■ SUPPLIED DATA
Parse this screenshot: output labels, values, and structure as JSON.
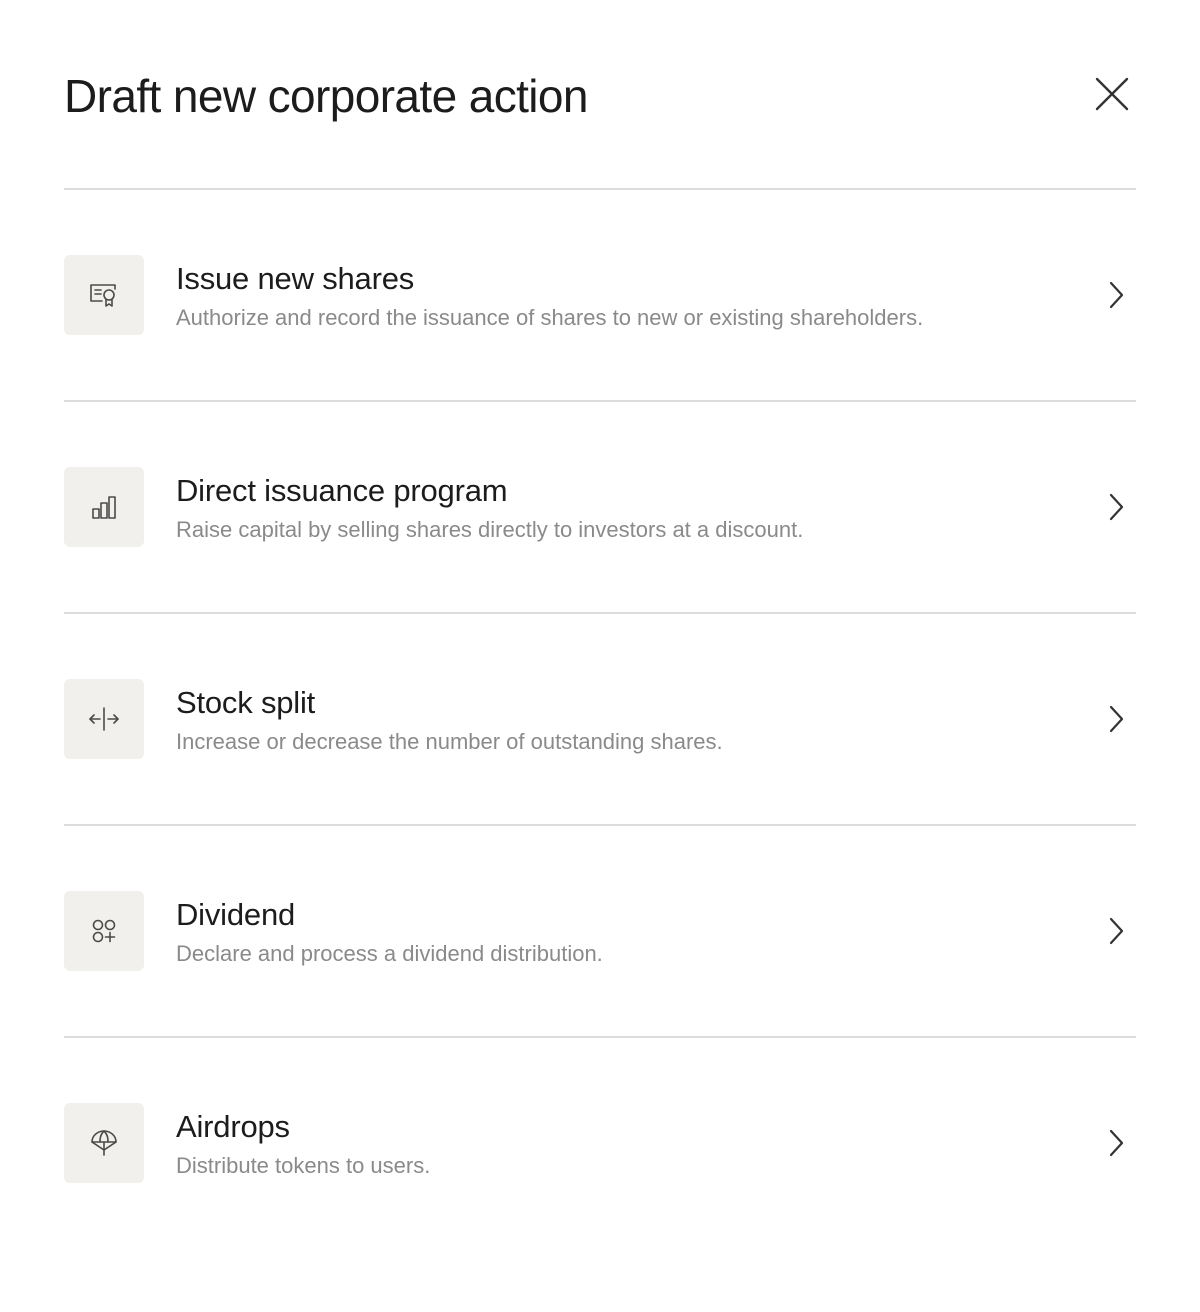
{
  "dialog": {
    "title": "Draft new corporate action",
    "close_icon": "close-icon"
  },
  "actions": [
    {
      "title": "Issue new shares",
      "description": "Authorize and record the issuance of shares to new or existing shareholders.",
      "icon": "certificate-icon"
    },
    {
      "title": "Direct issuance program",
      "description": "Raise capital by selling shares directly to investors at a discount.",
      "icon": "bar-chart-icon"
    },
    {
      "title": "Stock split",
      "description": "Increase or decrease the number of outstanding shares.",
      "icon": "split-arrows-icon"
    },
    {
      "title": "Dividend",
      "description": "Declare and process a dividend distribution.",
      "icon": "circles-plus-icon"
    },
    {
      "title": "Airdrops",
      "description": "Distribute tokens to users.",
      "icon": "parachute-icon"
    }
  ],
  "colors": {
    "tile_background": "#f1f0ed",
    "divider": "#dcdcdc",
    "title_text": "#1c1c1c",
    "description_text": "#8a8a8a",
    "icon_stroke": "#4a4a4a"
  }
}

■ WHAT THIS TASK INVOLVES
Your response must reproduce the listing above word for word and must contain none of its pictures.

■ RESULT
Parse this screenshot: output labels, values, and structure as JSON.
{
  "dialog": {
    "title": "Draft new corporate action",
    "close_icon": "close-icon"
  },
  "actions": [
    {
      "title": "Issue new shares",
      "description": "Authorize and record the issuance of shares to new or existing shareholders.",
      "icon": "certificate-icon"
    },
    {
      "title": "Direct issuance program",
      "description": "Raise capital by selling shares directly to investors at a discount.",
      "icon": "bar-chart-icon"
    },
    {
      "title": "Stock split",
      "description": "Increase or decrease the number of outstanding shares.",
      "icon": "split-arrows-icon"
    },
    {
      "title": "Dividend",
      "description": "Declare and process a dividend distribution.",
      "icon": "circles-plus-icon"
    },
    {
      "title": "Airdrops",
      "description": "Distribute tokens to users.",
      "icon": "parachute-icon"
    }
  ],
  "colors": {
    "tile_background": "#f1f0ed",
    "divider": "#dcdcdc",
    "title_text": "#1c1c1c",
    "description_text": "#8a8a8a",
    "icon_stroke": "#4a4a4a"
  }
}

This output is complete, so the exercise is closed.